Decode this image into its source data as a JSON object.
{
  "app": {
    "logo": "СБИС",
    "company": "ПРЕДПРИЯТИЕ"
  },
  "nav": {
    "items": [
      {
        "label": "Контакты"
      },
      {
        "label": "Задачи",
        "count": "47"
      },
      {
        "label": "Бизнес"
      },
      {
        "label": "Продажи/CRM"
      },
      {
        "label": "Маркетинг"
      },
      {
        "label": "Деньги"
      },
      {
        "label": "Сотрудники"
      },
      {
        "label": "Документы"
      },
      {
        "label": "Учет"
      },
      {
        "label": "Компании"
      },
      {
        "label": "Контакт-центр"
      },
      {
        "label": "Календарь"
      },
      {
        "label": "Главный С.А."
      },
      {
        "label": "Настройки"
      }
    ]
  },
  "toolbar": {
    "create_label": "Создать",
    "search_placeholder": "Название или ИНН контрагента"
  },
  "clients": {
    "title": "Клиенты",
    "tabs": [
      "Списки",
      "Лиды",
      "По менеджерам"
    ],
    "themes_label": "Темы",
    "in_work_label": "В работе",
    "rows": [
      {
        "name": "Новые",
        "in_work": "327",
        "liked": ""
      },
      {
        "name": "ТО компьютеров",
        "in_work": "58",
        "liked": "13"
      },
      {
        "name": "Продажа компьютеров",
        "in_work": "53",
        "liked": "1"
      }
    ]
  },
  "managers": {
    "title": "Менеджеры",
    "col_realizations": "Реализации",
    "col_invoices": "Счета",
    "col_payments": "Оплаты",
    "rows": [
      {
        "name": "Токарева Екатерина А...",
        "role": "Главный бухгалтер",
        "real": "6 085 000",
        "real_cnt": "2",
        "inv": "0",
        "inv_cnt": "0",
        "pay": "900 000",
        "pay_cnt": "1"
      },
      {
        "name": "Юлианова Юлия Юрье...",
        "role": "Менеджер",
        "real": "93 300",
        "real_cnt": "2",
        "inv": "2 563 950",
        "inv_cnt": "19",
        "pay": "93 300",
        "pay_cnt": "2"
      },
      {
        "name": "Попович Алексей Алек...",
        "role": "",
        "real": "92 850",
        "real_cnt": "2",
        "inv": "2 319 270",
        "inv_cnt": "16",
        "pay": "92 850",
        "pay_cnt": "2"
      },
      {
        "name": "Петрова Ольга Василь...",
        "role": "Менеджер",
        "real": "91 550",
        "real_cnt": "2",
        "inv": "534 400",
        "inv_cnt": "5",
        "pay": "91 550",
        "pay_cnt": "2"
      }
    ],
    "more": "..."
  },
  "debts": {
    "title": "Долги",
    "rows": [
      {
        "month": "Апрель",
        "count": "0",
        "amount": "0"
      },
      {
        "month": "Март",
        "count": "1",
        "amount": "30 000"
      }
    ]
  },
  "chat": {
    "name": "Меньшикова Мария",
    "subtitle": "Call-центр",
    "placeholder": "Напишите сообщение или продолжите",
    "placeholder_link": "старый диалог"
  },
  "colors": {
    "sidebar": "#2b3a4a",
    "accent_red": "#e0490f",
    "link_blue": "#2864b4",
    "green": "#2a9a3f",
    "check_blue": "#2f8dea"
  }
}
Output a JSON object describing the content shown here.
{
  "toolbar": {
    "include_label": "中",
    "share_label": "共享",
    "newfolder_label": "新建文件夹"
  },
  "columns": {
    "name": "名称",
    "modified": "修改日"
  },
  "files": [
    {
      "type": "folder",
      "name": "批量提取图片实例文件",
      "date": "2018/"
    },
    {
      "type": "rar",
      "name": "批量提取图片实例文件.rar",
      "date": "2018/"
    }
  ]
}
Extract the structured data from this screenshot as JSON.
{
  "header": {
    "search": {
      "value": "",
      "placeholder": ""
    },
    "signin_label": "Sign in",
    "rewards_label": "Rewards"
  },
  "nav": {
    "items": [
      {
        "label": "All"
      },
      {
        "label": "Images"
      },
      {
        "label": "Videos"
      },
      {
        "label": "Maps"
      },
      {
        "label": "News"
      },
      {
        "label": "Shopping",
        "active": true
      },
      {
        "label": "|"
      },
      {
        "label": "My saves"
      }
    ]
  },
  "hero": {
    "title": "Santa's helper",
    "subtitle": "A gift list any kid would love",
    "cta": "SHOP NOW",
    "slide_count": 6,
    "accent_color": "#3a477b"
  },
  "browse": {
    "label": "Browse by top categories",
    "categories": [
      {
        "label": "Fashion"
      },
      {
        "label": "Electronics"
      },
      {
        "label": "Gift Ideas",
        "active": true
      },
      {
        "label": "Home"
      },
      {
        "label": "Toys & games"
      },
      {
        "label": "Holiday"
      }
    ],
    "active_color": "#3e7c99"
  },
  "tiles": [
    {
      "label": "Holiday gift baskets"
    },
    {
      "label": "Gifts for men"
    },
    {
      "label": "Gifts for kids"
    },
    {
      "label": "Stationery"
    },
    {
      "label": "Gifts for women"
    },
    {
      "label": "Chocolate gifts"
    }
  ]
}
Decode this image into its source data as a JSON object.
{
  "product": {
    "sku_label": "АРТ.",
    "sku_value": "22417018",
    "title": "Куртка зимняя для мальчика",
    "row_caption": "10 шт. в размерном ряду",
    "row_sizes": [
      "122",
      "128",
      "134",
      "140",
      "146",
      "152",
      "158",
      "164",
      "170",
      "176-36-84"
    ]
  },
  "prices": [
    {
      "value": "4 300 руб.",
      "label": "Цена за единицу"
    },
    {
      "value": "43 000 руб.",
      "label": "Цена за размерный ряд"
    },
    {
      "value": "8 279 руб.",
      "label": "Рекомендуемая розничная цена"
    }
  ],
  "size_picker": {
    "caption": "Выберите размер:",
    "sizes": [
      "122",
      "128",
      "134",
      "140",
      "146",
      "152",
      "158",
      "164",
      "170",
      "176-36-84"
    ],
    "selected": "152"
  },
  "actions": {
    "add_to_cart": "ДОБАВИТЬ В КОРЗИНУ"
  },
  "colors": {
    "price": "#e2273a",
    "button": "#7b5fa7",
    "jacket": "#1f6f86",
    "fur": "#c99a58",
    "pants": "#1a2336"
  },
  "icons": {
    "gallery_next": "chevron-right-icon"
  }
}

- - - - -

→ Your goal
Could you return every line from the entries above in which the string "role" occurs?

→ Exercise result
        "role": "Главный бухгалтер",
        "role": "Менеджер",
        "role": "",
        "role": "Менеджер",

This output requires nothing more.